*Work to be completed*: Search the material below for lines containing the string "structured", and copy every one you find.
↓
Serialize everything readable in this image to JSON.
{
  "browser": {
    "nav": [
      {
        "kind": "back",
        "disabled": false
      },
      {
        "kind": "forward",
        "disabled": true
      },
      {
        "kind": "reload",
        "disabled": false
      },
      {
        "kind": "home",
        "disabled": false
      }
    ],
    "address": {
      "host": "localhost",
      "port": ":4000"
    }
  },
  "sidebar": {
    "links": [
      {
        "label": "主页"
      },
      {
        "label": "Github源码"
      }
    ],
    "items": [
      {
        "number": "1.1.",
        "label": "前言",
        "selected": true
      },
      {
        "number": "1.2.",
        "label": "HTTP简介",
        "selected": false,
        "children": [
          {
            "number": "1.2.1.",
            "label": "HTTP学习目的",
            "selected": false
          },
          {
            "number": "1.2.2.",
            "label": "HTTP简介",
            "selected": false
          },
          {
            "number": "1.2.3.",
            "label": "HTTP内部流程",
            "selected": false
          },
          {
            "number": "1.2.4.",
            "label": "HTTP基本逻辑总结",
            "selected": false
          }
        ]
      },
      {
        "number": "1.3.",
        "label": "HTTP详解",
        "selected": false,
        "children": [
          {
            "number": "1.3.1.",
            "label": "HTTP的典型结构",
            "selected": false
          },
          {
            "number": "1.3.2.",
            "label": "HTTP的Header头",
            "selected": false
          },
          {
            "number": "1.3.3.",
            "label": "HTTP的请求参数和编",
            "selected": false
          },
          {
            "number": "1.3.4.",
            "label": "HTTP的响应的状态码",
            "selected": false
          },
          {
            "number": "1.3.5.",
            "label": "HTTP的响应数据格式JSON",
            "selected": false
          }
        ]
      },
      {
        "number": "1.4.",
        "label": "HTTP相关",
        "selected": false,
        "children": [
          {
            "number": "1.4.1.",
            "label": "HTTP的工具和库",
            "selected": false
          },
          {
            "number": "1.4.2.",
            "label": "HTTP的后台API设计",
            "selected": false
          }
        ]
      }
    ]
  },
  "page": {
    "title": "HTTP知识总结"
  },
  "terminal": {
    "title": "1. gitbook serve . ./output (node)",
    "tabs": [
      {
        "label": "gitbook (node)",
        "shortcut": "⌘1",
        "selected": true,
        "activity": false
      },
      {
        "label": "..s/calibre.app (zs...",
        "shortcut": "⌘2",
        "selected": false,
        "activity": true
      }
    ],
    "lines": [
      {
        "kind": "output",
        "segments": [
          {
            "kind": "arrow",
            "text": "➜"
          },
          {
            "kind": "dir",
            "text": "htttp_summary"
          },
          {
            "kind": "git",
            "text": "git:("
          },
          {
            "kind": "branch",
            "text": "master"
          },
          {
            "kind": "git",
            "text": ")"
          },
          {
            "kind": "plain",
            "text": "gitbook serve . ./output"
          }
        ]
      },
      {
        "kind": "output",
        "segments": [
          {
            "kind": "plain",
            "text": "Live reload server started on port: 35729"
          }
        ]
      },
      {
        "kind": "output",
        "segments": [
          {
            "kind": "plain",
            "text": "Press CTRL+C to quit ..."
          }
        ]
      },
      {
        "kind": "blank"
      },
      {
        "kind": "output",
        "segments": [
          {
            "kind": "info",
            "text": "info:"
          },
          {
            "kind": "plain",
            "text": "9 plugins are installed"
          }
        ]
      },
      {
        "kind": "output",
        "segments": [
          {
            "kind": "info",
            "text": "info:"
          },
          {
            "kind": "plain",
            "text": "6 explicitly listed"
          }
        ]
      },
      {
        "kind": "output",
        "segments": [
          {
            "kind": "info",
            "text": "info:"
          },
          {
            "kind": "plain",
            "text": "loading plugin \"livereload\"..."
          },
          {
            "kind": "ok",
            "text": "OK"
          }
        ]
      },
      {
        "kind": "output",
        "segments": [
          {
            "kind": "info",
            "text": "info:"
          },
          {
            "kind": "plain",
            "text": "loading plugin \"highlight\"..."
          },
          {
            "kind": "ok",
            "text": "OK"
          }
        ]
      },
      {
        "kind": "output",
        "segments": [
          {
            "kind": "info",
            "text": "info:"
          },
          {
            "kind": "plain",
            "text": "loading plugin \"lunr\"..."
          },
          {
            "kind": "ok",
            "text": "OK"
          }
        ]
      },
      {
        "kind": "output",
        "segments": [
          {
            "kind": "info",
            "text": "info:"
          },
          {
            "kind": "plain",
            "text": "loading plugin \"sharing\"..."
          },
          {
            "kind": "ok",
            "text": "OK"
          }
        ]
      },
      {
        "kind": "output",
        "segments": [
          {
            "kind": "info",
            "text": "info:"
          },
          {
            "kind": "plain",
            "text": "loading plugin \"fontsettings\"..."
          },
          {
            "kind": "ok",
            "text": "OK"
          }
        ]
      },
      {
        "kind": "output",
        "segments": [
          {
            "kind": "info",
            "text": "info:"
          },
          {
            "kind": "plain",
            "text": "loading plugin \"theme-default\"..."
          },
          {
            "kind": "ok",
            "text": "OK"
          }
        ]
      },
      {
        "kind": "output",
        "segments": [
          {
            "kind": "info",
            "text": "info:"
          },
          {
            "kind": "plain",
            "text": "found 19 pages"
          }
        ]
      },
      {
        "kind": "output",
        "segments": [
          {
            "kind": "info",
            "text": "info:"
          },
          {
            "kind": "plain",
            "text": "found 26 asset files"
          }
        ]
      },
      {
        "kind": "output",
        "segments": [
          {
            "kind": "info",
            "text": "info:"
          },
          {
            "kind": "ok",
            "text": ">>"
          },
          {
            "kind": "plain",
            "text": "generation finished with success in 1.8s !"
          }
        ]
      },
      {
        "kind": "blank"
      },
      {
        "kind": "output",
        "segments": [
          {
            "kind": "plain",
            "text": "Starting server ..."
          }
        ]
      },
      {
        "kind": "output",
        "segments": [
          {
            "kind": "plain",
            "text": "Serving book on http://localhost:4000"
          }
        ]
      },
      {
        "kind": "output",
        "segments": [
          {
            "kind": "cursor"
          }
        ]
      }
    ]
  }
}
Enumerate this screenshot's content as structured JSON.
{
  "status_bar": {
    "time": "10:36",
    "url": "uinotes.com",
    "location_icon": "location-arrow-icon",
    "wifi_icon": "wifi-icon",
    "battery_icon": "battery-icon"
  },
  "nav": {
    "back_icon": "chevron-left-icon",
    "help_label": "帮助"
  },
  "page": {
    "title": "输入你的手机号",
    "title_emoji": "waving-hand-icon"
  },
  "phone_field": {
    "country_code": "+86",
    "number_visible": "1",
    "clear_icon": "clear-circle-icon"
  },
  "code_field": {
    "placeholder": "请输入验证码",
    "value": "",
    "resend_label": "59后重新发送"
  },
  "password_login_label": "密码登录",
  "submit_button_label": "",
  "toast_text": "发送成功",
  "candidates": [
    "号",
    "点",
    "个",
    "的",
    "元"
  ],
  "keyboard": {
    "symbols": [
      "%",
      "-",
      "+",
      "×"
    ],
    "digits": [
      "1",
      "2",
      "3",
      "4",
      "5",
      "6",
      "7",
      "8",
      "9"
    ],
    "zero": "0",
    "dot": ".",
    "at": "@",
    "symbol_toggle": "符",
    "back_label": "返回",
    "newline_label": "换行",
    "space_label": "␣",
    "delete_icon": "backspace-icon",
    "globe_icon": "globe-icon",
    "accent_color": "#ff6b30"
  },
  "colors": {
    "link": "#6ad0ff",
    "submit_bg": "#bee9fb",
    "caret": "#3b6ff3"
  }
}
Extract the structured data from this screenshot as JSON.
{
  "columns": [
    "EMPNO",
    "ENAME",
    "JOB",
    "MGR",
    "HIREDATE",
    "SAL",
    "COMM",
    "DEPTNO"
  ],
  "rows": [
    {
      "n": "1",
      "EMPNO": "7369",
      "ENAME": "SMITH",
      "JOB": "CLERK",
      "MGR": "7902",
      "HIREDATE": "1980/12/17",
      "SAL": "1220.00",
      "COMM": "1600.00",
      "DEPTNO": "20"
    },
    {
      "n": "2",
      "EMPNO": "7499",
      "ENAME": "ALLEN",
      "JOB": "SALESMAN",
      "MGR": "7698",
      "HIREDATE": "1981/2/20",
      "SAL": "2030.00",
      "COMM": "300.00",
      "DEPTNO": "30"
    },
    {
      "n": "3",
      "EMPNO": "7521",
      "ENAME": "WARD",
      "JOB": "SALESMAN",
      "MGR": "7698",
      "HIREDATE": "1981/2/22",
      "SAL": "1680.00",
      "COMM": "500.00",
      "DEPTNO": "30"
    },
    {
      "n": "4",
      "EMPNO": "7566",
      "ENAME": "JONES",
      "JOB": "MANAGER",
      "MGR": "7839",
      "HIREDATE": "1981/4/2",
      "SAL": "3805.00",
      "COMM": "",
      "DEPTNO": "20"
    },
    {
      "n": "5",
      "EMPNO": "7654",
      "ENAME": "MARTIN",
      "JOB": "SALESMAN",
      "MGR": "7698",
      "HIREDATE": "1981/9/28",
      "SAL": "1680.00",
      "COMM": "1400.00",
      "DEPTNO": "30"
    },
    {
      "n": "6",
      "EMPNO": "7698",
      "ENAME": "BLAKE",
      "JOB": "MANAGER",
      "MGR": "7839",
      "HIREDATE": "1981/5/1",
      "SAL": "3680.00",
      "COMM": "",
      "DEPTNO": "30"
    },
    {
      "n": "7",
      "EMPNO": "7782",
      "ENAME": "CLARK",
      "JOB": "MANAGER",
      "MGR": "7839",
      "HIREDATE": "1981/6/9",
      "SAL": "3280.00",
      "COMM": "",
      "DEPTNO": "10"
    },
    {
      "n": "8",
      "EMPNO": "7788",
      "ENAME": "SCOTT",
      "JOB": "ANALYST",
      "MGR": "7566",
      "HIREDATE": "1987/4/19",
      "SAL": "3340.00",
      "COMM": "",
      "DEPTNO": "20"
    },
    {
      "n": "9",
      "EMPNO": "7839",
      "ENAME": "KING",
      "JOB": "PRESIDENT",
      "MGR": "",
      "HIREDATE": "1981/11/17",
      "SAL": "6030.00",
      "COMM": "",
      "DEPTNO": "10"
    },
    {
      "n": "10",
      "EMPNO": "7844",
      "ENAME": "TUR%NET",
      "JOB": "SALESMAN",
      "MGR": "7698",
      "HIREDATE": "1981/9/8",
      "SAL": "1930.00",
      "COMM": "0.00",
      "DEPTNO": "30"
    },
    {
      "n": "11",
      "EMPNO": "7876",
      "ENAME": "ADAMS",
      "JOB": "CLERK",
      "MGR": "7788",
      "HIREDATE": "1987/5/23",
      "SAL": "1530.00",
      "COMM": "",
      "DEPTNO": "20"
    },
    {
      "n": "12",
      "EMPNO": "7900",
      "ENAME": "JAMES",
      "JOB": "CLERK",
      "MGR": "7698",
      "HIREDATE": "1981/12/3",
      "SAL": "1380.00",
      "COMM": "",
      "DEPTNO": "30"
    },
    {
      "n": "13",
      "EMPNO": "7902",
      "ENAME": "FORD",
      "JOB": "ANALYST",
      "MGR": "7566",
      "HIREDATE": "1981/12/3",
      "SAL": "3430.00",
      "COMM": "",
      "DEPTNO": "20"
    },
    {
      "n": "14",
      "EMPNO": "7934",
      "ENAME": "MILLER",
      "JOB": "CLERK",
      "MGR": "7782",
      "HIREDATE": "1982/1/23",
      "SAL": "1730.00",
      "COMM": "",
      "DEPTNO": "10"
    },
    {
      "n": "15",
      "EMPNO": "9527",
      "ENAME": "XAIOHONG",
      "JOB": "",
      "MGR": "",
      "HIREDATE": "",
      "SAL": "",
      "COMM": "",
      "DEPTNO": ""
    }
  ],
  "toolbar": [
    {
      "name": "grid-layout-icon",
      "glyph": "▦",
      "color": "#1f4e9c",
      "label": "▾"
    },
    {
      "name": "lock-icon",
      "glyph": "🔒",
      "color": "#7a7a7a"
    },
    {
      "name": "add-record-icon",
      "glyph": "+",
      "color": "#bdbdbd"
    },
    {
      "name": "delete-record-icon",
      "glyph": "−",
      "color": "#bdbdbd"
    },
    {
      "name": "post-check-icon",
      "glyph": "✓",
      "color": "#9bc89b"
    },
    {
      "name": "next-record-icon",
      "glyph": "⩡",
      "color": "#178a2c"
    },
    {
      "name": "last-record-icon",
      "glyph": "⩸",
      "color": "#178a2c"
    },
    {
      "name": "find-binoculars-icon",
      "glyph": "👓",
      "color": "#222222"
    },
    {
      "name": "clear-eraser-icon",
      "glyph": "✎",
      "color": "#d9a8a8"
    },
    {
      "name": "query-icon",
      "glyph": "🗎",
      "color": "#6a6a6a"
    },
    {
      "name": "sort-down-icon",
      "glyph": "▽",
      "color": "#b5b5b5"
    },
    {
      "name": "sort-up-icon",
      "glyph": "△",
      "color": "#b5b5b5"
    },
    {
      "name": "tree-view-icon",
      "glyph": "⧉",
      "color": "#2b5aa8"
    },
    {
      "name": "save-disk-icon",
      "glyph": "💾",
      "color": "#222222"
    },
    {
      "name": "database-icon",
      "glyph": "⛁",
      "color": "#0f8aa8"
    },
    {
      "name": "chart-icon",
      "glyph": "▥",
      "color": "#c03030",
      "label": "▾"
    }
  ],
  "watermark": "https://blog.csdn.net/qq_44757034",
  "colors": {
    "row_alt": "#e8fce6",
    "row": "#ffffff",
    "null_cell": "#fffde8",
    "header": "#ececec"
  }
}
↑
*Your solution*:
Enumerate this screenshot's content as structured JSON.
Extract the structured data from this screenshot as JSON.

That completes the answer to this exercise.